Yarn Profile: Schoppel Wolle Cashmere Queen
I was in Wisconsin last weekend teaching at The Sow's Ear when my eye caught just such a yarn. There was a whole shelf of firm, rather muted little dumplings that looked like they'd been hand-wound. You wouldn't have given them a second glance were it not for the Susie Rogers' Reading Mitts hanging to one side of the display. Where the yarn seemed stringy and listless, the mitts were plump and tender with an ethereal halo. Surely they didn't come from that yarn?
But they did. What makes this yarn so odd and special? It's all in the twist—rather, in the fact that it has none. Instead, a thin strand of blended fibers has been vigorously rubbed to the point where the fibers have been partially fulled together.
The assumption is that the fulling will give the fibers sufficient adhesion to compensate for their total lack of twist. Cashmere Queen is a skinny, super-soft cousin to Schoppel Wolle's Baby Alpaka Naturbelassen, which is also manufactured using the same technique of drafting thin strips and fulling them into yarn instead of applying twist.
Even though the fibers in Cashmere Queen have been fulled together, they can still be split by a stray pointy tip. I moved to a set of Crystal Palace bamboo DPNs with a medium tip and everything improved. After a few rows I was able to knit and purl by touch alone, although I still took care with each stitch. If you don't watch where you're going, you can still snag a wispy corner of the yarn and render an unhappy stitch.
Despite the presence of Merino, this yarn has no real bounce to it. In fact, it's an excellent example of what twist and ply do to a yarn. Without either, the fibers in Cashmere Queen lie rather quietly in the strand.
That lack of bounce made my tension more of an issue. Occasionally I'd glance at my swatch and see a rogue stitch sticking out like a loose tooth. Normally a little tugging to and fro will pull things back in place, but this required selective stitch pulling on the back side of the fabric. It happened more than once. It's more of an issue with any garment that features a sea of stockinette without any contrasting stitches.
Blocking / Washing
I dropped my swatch into warm soapy water and felt it relax immediately. I squeezed and moved it about, being careful not to go overboard but still giving the swatch a realistic swishing. I blotted my swatch and let it dry flat.
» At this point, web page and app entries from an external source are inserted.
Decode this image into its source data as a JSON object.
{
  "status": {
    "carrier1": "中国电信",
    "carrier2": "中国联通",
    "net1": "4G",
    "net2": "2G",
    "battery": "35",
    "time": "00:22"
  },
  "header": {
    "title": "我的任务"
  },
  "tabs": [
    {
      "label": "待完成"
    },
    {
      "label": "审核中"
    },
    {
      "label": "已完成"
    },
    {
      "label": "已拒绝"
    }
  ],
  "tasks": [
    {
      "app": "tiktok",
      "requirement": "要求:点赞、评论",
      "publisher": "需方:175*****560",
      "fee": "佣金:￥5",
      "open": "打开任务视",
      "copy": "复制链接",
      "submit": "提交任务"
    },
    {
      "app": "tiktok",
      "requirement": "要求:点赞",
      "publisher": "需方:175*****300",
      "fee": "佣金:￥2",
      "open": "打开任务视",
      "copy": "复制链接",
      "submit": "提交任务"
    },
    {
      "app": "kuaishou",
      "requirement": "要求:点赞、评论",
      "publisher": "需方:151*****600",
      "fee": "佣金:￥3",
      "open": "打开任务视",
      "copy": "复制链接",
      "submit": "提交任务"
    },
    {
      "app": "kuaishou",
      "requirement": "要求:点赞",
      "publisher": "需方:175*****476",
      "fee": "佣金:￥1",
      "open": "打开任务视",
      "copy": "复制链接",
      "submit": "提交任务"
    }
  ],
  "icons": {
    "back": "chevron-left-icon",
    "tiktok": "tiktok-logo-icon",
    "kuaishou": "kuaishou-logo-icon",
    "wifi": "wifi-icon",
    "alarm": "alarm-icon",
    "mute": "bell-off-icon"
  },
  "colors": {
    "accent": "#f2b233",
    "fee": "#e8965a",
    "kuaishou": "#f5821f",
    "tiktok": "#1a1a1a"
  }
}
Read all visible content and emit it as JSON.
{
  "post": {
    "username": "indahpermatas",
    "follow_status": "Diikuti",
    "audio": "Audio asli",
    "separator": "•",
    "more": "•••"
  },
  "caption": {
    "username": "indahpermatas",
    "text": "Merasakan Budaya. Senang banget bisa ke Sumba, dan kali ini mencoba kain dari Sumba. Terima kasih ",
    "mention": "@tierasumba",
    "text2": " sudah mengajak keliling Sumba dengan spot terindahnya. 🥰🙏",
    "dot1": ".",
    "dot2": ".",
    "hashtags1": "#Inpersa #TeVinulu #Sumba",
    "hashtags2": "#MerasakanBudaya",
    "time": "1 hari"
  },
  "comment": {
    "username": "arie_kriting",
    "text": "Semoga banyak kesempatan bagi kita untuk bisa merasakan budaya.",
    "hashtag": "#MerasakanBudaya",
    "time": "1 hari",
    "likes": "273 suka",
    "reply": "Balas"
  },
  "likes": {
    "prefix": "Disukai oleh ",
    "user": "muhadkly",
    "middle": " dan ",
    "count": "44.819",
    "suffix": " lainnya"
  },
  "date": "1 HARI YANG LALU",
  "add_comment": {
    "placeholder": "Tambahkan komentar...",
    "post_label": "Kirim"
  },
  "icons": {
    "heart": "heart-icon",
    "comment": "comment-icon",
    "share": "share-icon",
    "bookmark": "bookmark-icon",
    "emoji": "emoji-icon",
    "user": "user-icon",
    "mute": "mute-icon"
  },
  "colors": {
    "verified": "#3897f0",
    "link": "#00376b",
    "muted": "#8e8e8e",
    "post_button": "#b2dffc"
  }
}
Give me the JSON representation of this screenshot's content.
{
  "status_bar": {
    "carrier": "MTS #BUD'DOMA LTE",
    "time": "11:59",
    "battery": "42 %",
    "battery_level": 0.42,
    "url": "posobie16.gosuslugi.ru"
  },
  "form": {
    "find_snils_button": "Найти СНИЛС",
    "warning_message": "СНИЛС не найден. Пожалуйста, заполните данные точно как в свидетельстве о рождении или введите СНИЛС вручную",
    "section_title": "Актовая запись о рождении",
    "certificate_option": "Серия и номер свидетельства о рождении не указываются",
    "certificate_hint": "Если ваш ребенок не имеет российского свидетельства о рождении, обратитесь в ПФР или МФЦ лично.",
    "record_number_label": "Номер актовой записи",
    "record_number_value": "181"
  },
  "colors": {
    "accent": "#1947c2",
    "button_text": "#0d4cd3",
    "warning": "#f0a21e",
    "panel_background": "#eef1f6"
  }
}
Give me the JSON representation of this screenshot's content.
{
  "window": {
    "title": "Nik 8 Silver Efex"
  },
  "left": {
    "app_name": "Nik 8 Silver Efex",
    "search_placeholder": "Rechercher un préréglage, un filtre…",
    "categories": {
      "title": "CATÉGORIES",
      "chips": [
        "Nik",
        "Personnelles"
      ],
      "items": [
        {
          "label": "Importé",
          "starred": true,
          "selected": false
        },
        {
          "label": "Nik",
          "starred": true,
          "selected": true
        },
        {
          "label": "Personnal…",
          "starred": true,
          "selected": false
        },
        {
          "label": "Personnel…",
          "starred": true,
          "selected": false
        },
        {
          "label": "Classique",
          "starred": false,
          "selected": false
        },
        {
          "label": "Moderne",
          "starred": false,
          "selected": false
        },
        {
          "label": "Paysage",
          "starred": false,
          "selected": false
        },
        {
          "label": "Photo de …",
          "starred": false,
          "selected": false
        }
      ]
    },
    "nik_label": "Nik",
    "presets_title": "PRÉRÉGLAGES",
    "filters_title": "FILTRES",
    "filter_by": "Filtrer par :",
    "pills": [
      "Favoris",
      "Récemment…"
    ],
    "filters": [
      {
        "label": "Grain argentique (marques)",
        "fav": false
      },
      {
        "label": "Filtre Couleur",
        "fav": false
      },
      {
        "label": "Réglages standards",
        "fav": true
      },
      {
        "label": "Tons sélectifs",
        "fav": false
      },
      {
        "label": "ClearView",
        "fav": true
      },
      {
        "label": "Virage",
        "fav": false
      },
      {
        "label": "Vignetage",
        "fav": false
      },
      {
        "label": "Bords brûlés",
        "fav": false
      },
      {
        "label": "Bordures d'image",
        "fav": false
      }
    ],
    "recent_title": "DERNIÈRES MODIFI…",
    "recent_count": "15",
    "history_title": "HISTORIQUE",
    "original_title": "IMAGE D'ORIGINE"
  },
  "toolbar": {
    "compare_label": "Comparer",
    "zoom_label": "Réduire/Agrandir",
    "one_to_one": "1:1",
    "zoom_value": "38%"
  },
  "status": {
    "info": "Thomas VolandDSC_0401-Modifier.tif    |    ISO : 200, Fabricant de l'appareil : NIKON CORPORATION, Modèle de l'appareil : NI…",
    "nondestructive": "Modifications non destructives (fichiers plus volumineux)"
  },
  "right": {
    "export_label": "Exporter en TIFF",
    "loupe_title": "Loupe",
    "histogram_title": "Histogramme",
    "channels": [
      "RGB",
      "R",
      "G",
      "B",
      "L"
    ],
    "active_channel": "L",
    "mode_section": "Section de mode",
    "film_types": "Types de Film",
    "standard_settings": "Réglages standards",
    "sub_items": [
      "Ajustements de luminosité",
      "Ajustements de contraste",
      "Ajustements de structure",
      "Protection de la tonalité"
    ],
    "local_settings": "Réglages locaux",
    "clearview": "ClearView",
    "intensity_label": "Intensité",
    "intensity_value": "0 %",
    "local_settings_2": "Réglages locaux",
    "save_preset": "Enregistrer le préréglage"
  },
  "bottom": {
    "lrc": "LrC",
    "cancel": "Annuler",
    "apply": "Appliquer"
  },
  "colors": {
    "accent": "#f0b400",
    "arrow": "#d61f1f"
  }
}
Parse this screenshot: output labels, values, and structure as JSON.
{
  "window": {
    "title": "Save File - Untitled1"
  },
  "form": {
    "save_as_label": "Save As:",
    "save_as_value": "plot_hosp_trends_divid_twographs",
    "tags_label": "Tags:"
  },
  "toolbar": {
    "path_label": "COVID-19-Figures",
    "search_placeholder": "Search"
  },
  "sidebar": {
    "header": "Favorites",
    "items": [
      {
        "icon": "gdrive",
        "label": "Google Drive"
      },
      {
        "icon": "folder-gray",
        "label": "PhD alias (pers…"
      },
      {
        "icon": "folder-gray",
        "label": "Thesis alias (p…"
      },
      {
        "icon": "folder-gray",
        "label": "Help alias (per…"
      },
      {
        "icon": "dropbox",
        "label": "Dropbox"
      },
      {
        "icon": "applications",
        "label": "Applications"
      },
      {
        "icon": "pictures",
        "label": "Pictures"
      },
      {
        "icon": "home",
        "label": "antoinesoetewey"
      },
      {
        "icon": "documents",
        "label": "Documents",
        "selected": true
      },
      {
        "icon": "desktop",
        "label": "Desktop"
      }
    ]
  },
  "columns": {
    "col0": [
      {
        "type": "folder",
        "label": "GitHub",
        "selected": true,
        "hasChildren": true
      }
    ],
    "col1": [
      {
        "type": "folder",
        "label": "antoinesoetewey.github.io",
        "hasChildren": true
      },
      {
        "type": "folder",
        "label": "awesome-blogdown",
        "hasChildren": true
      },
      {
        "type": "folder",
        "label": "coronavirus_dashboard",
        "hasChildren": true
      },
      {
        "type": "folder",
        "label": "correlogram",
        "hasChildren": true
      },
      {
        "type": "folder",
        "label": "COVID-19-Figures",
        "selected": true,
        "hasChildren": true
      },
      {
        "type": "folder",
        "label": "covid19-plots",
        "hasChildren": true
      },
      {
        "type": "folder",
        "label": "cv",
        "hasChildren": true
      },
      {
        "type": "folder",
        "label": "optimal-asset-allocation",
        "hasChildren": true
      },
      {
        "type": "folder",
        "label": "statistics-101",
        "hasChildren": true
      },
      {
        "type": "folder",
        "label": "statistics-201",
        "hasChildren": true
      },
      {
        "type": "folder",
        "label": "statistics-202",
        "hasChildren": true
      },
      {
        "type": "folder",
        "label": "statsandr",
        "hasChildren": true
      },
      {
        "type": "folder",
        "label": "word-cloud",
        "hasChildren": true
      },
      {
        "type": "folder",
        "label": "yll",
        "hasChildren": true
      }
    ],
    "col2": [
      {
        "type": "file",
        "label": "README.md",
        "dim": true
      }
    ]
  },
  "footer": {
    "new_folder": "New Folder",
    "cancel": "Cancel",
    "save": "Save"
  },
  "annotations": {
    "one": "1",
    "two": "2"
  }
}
The stitches had evened out quite nicely without any change in stitch or row gauge. But I was surprised to see no significant halo. I was expecting a full bloom and all I got was a subtle poof.
Normally when a cashmere begins to bloom, you know that pills lurk in the background. But in this case my swatch withstood an astonishing amount of friction before the pilling began. I should note that the looser-knit fabric (from the US 6 and 7) did pill much more quickly. For anything that'll see high abrasion, you'll definitely want to use small needles. I've heard some people even go down to a US 2.
The only other thing to note is that you won't want to frog this yarn too many times. Before the fabric is knit and washed, the yarn still has a willingness to soften—and the more you frog, the more you risk undoing that felt-like cohesion along the yarn's surface.
In other words, no everyday socks for this yarn (bed socks, on the other hand, would be splendid), and try to avoid knitting a full-sized sweater with lots of elaborate stitchwork and then frogging the whole thing multiple times.
The fulling process makes the yarn stable and dense enough for truly three-dimensional cables and ribbing and garter stitch, making their textures really pop from the fabric. There isn't enough depth or bounce for reliably even stranded colorwork, although stripes and mosaic knitting could still be beautiful.
At $20 per 153-yard skein, Cashmere Queen is actually a few dollars short of where I thought it'd be priced considering the fibers and European parentage. I see it thriving squarely in the luxury accessory category. One skein will make you a pair of Churchmouse Welted Fingerless Gloves. Add a second skein to be safe, and you'll have a decadent pair of Susie Rogers' Reading Mitts. I see endless hat and scarf and cowl possibilities, each upping the price by another $20. A medium-sized women's cardigan would take between 10 and 11 skeins, setting you back $200 to $220.
But even if you can only invest in one skein for, say, a pair of mitts, you'll gain some helpful knitting experience in the process. Plus you'll have a pleasant knit, and you'll end up with something guaranteed to keep your hands happy.
20 stitches and 26 rows per 4-inch (10cm) square on US 4-7 (3.5-4.5mm) needles
Average retail price
Where to buy online
By February 23rd, 2012, Fiberwild will offer this yarn online. Until then, visit Skacel to find an LYS in your area
Weight/yardage per skein
50g / 153 yards (140m)
Country of origin
Manufacturer's suggested wash method
If I read the label correctly, this yarn can be machine washed on the handwash cycle. No bleach, low iron, dry-cleanable with any solvent except trichloethylene. Note: On principle I recommend against dry-cleaning any garment made from this yarn.
Color used in review
Skacel Collection Inc.
Source of review yarn
Purchased from The Sow's Ear in Verona, WI